Exercise requirements => Take from the data every line in which the word "true" is found.

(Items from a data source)
- Opening Delimiter -

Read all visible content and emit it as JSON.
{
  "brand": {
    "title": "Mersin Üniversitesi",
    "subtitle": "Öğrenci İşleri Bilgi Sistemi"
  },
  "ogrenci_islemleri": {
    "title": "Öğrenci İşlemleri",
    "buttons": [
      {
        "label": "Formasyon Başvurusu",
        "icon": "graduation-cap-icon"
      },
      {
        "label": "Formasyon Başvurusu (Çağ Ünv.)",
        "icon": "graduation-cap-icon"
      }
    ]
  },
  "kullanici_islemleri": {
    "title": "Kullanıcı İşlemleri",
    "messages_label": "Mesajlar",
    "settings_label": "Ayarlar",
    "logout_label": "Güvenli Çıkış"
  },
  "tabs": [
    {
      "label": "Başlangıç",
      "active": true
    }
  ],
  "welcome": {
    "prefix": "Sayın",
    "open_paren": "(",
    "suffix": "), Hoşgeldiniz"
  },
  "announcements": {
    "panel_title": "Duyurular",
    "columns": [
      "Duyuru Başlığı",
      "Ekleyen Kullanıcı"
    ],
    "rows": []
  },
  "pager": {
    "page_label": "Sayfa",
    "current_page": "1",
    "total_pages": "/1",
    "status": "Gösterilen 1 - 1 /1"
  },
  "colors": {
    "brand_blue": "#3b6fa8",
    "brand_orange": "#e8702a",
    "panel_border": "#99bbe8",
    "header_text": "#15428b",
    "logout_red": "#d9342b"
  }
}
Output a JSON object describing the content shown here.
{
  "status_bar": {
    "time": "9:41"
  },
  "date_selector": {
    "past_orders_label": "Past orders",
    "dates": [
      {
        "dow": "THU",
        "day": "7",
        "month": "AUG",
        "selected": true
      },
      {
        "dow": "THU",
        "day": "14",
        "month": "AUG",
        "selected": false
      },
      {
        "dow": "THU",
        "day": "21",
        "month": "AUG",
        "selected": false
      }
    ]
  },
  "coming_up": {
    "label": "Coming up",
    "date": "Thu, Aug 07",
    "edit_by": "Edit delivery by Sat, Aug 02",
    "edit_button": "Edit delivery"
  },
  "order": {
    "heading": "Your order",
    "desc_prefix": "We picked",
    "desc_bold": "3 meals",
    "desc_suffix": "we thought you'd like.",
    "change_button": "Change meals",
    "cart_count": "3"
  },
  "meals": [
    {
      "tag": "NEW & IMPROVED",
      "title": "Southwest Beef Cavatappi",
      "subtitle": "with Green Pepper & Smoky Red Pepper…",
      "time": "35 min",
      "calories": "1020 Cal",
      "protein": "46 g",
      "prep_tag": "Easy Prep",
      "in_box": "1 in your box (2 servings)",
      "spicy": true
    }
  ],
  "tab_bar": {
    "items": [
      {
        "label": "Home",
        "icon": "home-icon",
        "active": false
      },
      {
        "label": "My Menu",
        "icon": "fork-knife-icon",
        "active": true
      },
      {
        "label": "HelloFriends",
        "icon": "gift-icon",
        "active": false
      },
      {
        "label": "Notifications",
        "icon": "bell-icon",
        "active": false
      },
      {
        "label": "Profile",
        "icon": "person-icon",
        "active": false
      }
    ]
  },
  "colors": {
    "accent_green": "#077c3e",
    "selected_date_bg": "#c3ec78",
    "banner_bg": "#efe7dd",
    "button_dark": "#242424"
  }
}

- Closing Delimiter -

Response to the task =>
      "active": true
        "selected": true
      "spicy": true
        "active": true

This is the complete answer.